Once America's most popular and
loved city tree, the American elm is making a comeback. Dutch elm
disease, brought to the United States in the 1930s, has since killed as
many as 100 million trees. Many people gave up hope that the decline of
elms would ever be reversed. While the disease is still a threat,
research has identified trees with a natural tolerance to
disease. These pure American elms with names like Princeton, New
Harmony and Jefferson are increasingly available in nurseries.
They are very appropriate for planting on city streets, and in parks
and yards. American elms thrive in a wide range of conditions,
are fast-growing, and are beautiful.
A new 49-minute documentary, The American Elm:

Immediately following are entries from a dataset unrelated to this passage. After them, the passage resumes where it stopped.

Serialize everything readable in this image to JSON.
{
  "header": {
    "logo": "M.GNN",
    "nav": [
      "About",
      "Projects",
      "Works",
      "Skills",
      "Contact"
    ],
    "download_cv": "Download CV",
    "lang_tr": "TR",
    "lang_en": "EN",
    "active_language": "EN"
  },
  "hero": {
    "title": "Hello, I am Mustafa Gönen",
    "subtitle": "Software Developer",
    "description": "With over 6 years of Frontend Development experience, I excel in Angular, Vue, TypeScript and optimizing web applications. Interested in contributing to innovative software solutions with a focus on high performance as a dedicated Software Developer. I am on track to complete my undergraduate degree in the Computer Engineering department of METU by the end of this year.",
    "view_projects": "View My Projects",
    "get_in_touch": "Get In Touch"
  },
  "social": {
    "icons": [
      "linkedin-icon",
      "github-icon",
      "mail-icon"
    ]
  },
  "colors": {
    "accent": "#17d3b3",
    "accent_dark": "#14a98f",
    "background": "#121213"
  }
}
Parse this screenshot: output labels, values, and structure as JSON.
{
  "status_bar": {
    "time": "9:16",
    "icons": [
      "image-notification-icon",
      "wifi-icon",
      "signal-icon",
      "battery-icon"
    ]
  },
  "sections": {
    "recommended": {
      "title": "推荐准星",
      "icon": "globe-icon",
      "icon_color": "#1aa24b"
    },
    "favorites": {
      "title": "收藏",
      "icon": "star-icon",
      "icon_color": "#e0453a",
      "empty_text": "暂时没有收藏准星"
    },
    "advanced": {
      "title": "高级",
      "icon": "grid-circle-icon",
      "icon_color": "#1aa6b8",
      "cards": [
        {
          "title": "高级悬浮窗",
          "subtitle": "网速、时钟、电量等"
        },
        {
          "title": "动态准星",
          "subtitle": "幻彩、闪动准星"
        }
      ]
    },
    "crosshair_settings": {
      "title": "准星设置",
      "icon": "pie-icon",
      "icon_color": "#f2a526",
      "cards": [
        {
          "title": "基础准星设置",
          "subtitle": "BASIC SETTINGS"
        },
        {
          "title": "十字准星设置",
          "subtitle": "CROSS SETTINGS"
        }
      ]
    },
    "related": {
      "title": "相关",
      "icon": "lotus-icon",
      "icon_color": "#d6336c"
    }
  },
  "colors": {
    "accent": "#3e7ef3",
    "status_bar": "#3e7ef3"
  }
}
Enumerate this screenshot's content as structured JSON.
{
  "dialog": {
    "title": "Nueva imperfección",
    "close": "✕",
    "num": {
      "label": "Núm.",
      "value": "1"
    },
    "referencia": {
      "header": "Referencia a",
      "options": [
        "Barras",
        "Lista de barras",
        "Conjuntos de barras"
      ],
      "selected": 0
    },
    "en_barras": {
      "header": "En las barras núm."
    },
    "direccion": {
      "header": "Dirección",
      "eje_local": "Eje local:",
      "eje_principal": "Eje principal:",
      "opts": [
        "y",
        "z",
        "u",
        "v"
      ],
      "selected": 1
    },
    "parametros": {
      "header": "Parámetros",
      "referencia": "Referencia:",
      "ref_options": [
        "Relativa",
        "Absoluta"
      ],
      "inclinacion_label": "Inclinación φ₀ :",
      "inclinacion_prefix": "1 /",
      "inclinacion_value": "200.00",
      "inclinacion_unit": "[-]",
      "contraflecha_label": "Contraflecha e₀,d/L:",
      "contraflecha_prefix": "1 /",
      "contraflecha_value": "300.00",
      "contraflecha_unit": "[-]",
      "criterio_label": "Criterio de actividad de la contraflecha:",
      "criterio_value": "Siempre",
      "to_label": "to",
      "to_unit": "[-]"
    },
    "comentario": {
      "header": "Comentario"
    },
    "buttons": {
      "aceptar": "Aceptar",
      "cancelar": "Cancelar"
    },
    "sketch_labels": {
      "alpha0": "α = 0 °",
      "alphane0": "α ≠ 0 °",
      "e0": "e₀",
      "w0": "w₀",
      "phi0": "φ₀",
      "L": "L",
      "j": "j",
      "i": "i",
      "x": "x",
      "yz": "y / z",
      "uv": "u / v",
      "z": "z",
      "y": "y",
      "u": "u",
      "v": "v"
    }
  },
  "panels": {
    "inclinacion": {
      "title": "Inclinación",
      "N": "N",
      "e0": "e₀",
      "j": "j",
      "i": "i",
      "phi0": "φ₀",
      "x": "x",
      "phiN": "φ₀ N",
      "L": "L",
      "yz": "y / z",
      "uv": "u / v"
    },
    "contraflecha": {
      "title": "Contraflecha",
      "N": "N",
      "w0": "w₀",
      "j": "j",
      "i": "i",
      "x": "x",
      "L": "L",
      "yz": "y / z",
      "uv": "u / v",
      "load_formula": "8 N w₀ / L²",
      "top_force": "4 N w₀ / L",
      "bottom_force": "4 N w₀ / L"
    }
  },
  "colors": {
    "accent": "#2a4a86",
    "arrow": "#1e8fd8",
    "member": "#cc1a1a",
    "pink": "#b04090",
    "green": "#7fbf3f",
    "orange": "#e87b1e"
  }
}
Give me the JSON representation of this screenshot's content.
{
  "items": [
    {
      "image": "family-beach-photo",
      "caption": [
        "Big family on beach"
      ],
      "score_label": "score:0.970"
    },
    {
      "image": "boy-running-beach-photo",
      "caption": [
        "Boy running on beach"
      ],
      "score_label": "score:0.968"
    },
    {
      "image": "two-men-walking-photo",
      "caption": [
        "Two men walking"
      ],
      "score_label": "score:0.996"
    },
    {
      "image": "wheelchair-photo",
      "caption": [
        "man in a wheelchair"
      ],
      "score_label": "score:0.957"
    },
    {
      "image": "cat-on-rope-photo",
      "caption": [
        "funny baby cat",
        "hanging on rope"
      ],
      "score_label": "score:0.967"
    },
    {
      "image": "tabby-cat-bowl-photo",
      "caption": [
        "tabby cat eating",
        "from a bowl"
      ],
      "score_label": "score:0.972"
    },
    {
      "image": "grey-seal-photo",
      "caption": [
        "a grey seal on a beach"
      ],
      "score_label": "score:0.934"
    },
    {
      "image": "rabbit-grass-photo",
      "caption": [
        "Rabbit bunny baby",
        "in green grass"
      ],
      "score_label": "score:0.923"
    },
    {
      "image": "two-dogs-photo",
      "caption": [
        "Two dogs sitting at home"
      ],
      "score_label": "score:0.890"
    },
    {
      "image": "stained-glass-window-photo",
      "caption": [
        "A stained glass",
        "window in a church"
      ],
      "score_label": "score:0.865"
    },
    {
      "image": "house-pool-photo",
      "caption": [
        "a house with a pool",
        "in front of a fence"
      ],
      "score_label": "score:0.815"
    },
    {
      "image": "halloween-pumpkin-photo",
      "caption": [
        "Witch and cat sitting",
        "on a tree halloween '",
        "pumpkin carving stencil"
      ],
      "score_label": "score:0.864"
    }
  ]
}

Majestic, Imperiled, Renewed, chronicles the rich legacy of
this tree and the discovery of disease-tolerant elms when cities
are most in need of fast-growing, large-canopy trees to address local
and global environmental problems. The documentary premiered at
the 2007 D.C. Environmental Film Festival and is now available for
purchase for individual, school and community screenings.
purchase a copy of the documentary, click here or send a check for $30 to:
6019 Inwood Street
Cheverly, MD 20785-1216
American Elm featured on NBC Nightly News, August,
Click here to watch report